Relying on emotion instead of reason. If you’re going to get the most of what you want from what you have, you need to realize that markets have evolved to take advantage of your fear and greed, which are amazingly predictable, and turn them against you. The investment markets are like poker games and you’re not the best player in the game. If you want to survive for long, you’ll need to rely on a strategy that acknowledges the odds you face, accepts them, and uses reason to turn them to your favor.
Focusing on wealth instead of cash flow. Much what you’ll read and hear from financial and investment experts is aimed at maximizing economic wealth — basically your net worth. Paying off a fixed-rate, low-interest-rate mortgage is an example. While reducing your interest cost over 30 years might dramatically increase your net worth, it also completely misses the point that your retirement standard of living is not dependent upon your net worth, but on your ability to produce the cash you’ll need to pay your bills.
Failing to account for inflation. Inflation is a threat to any retirement plan. Your expenses will inflate, over time, at varying rates, while your income may, or may not, keep pace with that inflation. CSRS annuity and Social Security income increase with the CPI (for now), FERS annuity income increases less than the rate of inflation, and many other pension and annuity income streams either don’t increase at all or increase at a fixed rate. Failing to properly account for inflation can leave you without the resources you’ll need to live the life you’ve been expecting years, or decades, down the road.
Leaving the TSP. The TSP is an outstanding retirement investment vehicle. It allows you to produce portfolios that are more risk-efficient than anything else you are likely to find or have access to. Low cost, excellent diversification, and access to the G Fund are a combination that’s hard, if not impossible, to beat.
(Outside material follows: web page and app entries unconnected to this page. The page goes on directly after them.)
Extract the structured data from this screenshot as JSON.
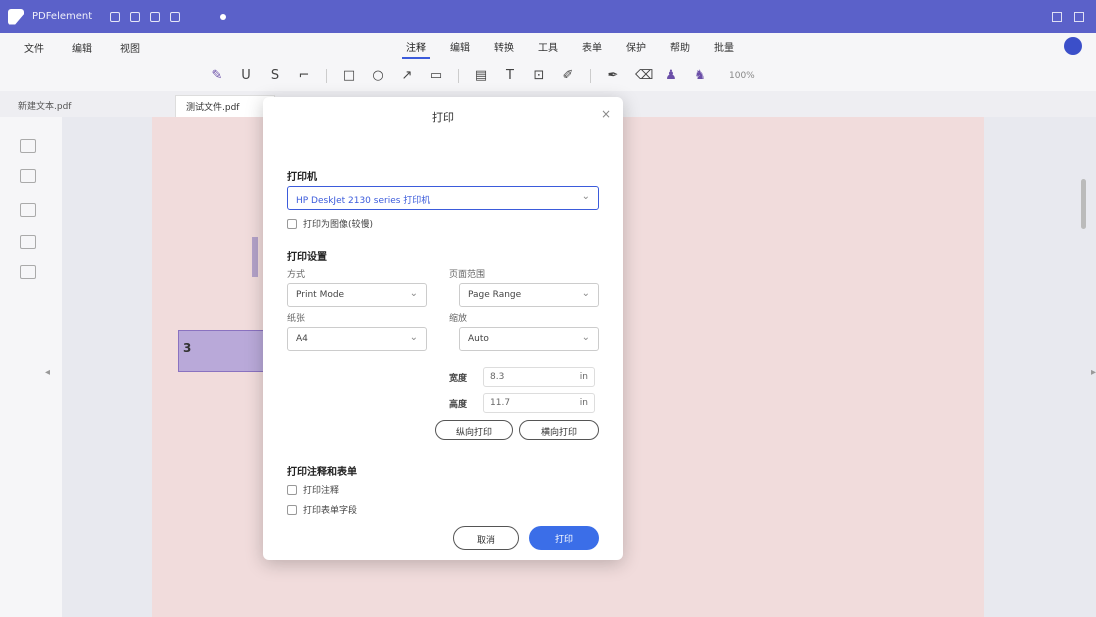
{
  "window": {
    "app_name": "PDFelement",
    "accent": "#5b61c9"
  },
  "menu": {
    "left": [
      "文件",
      "编辑",
      "视图"
    ],
    "tabs": [
      "注释",
      "编辑",
      "转换",
      "工具",
      "表单",
      "保护",
      "帮助",
      "批量"
    ],
    "active_tab": 0
  },
  "toolbar": {
    "zoom": "100%"
  },
  "doc_tabs": {
    "first": "新建文本.pdf",
    "second": "测试文件.pdf"
  },
  "page": {
    "highlight_label": "3"
  },
  "dialog": {
    "title": "打印",
    "printer_section": "打印机",
    "printer_value": "HP DeskJet 2130 series 打印机",
    "print_as_image": "打印为图像(较慢)",
    "settings_section": "打印设置",
    "mode_label": "方式",
    "mode_value": "Print Mode",
    "page_range_label": "页面范围",
    "page_range_value": "Page Range",
    "paper_label": "纸张",
    "paper_value": "A4",
    "scale_label": "缩放",
    "scale_value": "Auto",
    "width_label": "宽度",
    "width_value": "8.3",
    "height_label": "高度",
    "height_value": "11.7",
    "unit": "in",
    "btn_portrait": "纵向打印",
    "btn_landscape": "横向打印",
    "options_section": "打印注释和表单",
    "option1": "打印注释",
    "option2": "打印表单字段",
    "cancel": "取消",
    "print": "打印"
  }
}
Keep as much of your retirement money as you can in the TSP for as long as you can. Ignore the temptation to think that the “grass is greener on the other side of the fence.” It probably isn’t.